I may not be the most obvious choice of reviewer to appraise a book which can be categorized as both Christian and LGBTQ, for the two very obvious reasons. Still, R. Mark Vinson chose to send me an ARC of “All Roads” – and I am very glad that he did. It is a delightful book, and one which I felt a great deal happier and lighter afterward for having read. Vinson (I will call him Mark for the purposes of this review), as well as being an eloquent and somewhat elegant writer, comes across as a good, kind person, and there is no other outcome you want or end up foreseeing for him than a happy one.
Taking us back to the turn of the century, Mark shares with us his calling to God, and his happiness at finding a progressive church which welcomes and indeed encourages members of the LGBTQ community to join; Mark himself becomes very actively involved, becoming a deacon and a diplomat for the church. Between them, its founders and members work tirelessly to promote equality and understanding of LGBTQ rights in what is outwardly a pretty conservative, God-fearing small Texas town.
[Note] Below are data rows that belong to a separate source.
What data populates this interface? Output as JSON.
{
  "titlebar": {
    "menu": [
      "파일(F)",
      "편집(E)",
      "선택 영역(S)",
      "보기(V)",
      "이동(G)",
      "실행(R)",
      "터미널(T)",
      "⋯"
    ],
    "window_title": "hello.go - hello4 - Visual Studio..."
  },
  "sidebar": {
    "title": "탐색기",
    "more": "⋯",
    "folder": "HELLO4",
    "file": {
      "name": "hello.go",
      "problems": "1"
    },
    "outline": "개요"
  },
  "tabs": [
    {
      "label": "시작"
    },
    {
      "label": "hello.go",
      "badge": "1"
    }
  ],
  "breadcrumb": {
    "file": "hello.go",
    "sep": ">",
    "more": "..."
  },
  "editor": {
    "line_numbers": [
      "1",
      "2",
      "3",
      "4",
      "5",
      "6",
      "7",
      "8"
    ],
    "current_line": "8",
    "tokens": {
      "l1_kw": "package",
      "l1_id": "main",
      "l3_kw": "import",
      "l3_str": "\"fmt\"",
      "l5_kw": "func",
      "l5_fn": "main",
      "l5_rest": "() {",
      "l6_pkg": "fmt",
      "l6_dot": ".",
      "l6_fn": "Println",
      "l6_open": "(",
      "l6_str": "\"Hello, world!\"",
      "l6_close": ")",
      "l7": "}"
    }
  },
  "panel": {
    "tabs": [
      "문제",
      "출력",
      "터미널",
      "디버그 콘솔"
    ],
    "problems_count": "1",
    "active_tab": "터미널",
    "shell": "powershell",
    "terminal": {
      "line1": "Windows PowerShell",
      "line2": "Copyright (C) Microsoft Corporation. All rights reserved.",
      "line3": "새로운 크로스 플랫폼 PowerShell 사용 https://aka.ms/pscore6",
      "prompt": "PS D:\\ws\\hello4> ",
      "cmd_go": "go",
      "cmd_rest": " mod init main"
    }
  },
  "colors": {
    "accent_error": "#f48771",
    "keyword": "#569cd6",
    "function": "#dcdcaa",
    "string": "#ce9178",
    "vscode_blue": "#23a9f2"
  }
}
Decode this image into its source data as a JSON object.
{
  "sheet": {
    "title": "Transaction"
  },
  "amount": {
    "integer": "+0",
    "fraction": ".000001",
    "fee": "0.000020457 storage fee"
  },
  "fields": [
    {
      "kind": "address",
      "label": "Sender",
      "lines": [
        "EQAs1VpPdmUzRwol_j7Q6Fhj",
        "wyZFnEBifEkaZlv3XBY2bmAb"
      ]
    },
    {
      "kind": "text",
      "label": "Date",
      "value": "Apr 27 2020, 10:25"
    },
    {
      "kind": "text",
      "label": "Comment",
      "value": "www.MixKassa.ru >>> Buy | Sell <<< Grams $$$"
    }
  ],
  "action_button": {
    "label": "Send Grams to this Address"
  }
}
In fairness, most people he encounters, even those Republicans in the council and the many other more traditional, perhaps resistant churchgoers, come across as generally quite amenable and respectful, even if they don’t share Mark’s liberal views. Without wishing to spoil any of the book, Mark and his friends remarkably achieve what would have probably been some pretty admirable outcomes for the time, including a Pride parade in their relatively modest town. Most encouraging is the support they gain from perhaps some surprising corners.
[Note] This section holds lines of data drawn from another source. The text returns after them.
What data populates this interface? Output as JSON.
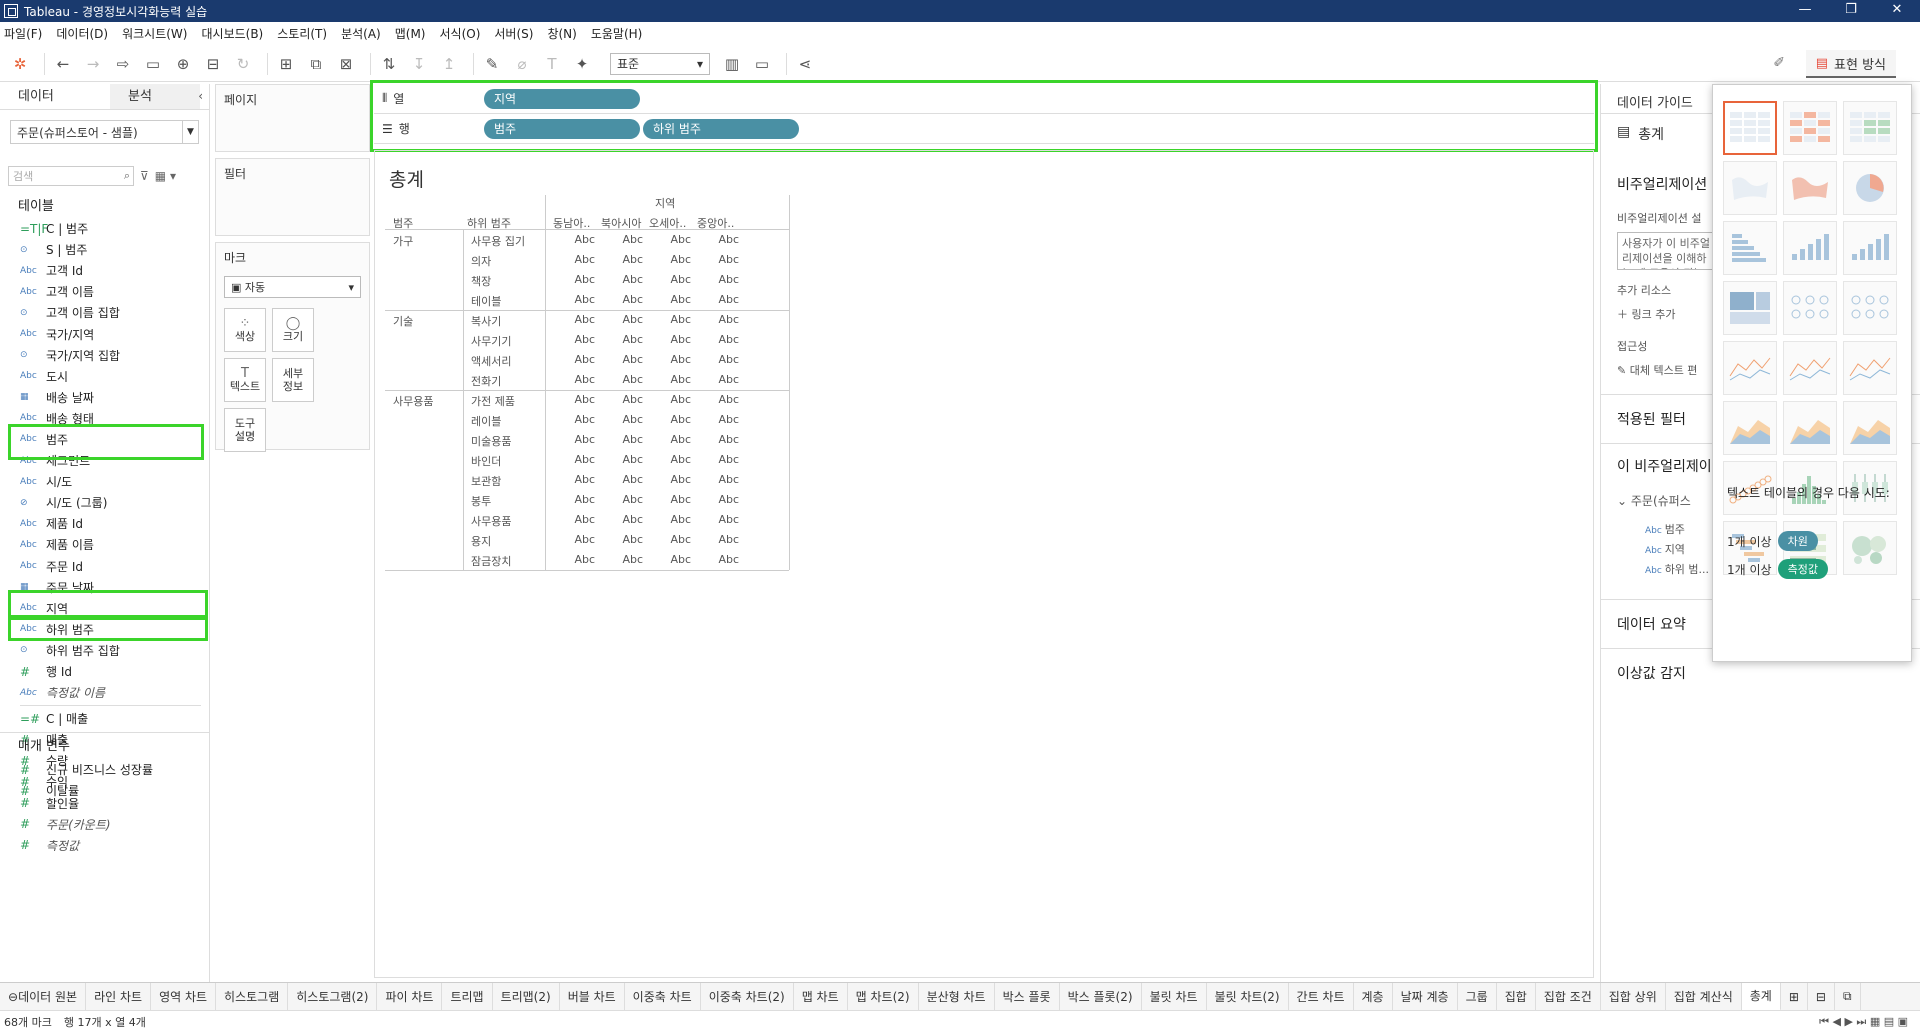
{
  "window": {
    "title": "Tableau - 경영정보시각화능력 실습",
    "min": "—",
    "max": "❐",
    "close": "✕"
  },
  "menu": [
    "파일(F)",
    "데이터(D)",
    "워크시트(W)",
    "대시보드(B)",
    "스토리(T)",
    "분석(A)",
    "맵(M)",
    "서식(O)",
    "서버(S)",
    "창(N)",
    "도움말(H)"
  ],
  "toolbar": {
    "fit": "표준",
    "showme": "표현 방식"
  },
  "datapane": {
    "tab_data": "데이터",
    "tab_analysis": "분석",
    "datasource": "주문(슈퍼스토어 - 샘플)",
    "search_placeholder": "검색",
    "tables_label": "테이블",
    "params_label": "매개 변수",
    "dims": [
      {
        "t": "=T|F",
        "name": "C | 범주",
        "c": "b"
      },
      {
        "t": "⊙",
        "name": "S | 범주",
        "c": "b"
      },
      {
        "t": "Abc",
        "name": "고객 Id"
      },
      {
        "t": "Abc",
        "name": "고객 이름"
      },
      {
        "t": "⊙",
        "name": "고객 이름 집합",
        "c": "b"
      },
      {
        "t": "Abc",
        "name": "국가/지역"
      },
      {
        "t": "⊙",
        "name": "국가/지역 집합",
        "c": "b"
      },
      {
        "t": "Abc",
        "name": "도시"
      },
      {
        "t": "▦",
        "name": "배송 날짜",
        "c": "b"
      },
      {
        "t": "Abc",
        "name": "배송 형태"
      },
      {
        "t": "Abc",
        "name": "범주"
      },
      {
        "t": "Abc",
        "name": "세그먼트"
      },
      {
        "t": "Abc",
        "name": "시/도"
      },
      {
        "t": "⊘",
        "name": "시/도 (그룹)",
        "c": "b"
      },
      {
        "t": "Abc",
        "name": "제품 Id"
      },
      {
        "t": "Abc",
        "name": "제품 이름"
      },
      {
        "t": "Abc",
        "name": "주문 Id"
      },
      {
        "t": "▦",
        "name": "주문 날짜",
        "c": "b"
      },
      {
        "t": "Abc",
        "name": "지역"
      },
      {
        "t": "Abc",
        "name": "하위 범주"
      },
      {
        "t": "⊙",
        "name": "하위 범주 집합",
        "c": "b"
      },
      {
        "t": "#",
        "name": "행 Id",
        "c": "g"
      },
      {
        "t": "Abc",
        "name": "측정값 이름",
        "it": true
      }
    ],
    "measures": [
      {
        "t": "=#",
        "name": "C | 매출"
      },
      {
        "t": "#",
        "name": "매출"
      },
      {
        "t": "#",
        "name": "수량"
      },
      {
        "t": "#",
        "name": "수익"
      },
      {
        "t": "#",
        "name": "할인율"
      },
      {
        "t": "#",
        "name": "주문(카운트)",
        "it": true
      },
      {
        "t": "#",
        "name": "측정값",
        "it": true
      }
    ],
    "params": [
      {
        "t": "#",
        "name": "신규 비즈니스 성장률"
      },
      {
        "t": "#",
        "name": "이탈률"
      }
    ]
  },
  "shelves": {
    "pages": "페이지",
    "filters": "필터",
    "marks": "마크",
    "marks_type": "자동",
    "mark_btns": [
      {
        "icon": "⁘",
        "label": "색상"
      },
      {
        "icon": "◯",
        "label": "크기"
      },
      {
        "icon": "T",
        "label": "텍스트"
      },
      {
        "icon": "",
        "label": "세부\n정보"
      },
      {
        "icon": "",
        "label": "도구\n설명"
      }
    ],
    "columns_label": "열",
    "rows_label": "행",
    "columns": [
      "지역"
    ],
    "rows": [
      "범주",
      "하위 범주"
    ]
  },
  "view": {
    "title": "총계",
    "col_header": "지역",
    "row_h1": "범주",
    "row_h2": "하위 범주",
    "regions": [
      "동남아..",
      "북아시아",
      "오세아..",
      "중앙아.."
    ],
    "groups": [
      {
        "cat": "가구",
        "subs": [
          "사무용 집기",
          "의자",
          "책장",
          "테이블"
        ]
      },
      {
        "cat": "기술",
        "subs": [
          "복사기",
          "사무기기",
          "액세서리",
          "전화기"
        ]
      },
      {
        "cat": "사무용품",
        "subs": [
          "가전 제품",
          "레이블",
          "미술용품",
          "바인더",
          "보관함",
          "봉투",
          "사무용품",
          "용지",
          "잠금장치"
        ]
      }
    ],
    "cell": "Abc"
  },
  "rightpane": {
    "header": "데이터 가이드",
    "sheet": "총계",
    "viz_desc": "비주얼리제이션",
    "viz_desc2": "비주얼리제이션 설",
    "box_text": "사용자가 이 비주얼리제이션을 이해하는 데 도움이 되는 설명을 입",
    "more": "추가 리소스",
    "add_link": "링크 추가",
    "access": "접근성",
    "alt_text": "대체 텍스트 편",
    "filters": "적용된 필터",
    "data_in": "이 비주얼리제이",
    "source": "주문(슈퍼스",
    "fields": [
      "범주",
      "지역",
      "하위 범..."
    ],
    "summary": "데이터 요약",
    "outlier": "이상값 감지"
  },
  "showme": {
    "hint": "텍스트 테이블의 경우 다음 시도:",
    "req1": "1개 이상",
    "tag1": "차원",
    "req2": "1개 이상",
    "tag2": "측정값",
    "tag1_color": "#4a90a4",
    "tag2_color": "#1fa07a"
  },
  "sheets": [
    "데이터 원본",
    "라인 차트",
    "영역 차트",
    "히스토그램",
    "히스토그램(2)",
    "파이 차트",
    "트리맵",
    "트리맵(2)",
    "버블 차트",
    "이중축 차트",
    "이중축 차트(2)",
    "맵 차트",
    "맵 차트(2)",
    "분산형 차트",
    "박스 플롯",
    "박스 플롯(2)",
    "불릿 차트",
    "불릿 차트(2)",
    "간트 차트",
    "계층",
    "날짜 계층",
    "그룹",
    "집합",
    "집합 조건",
    "집합 상위",
    "집합 계산식",
    "총계"
  ],
  "status": {
    "marks": "68개 마크",
    "dims": "행 17개 x 열 4개"
  }
}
This is a very nice book to read. It doesn’t go down the serious path of focusing on hate that it might; I don’t doubt that there were examples of it, but Mark is just a person who chooses to focus on the joy and the hope which goes hand in hand with his Christian ideals. He is clearly a respectful and respectable person who chooses to live his life with a degree of class. The only real adversity in this book comes in the form of its romantic elements, which may include those who aren’t yet ready to come to terms with their sexuality – and even these are handled with sensitivity and good humour. I very much enjoyed Mark’s uplifting memoir, and hope that he continues to write about his journey with the same resolve and cheer – I think he deserves it, in return of for giving the same to his readers.
In : Book Reviews
Tags: r-mark-vinson faith spiritual memoir biography lgbtq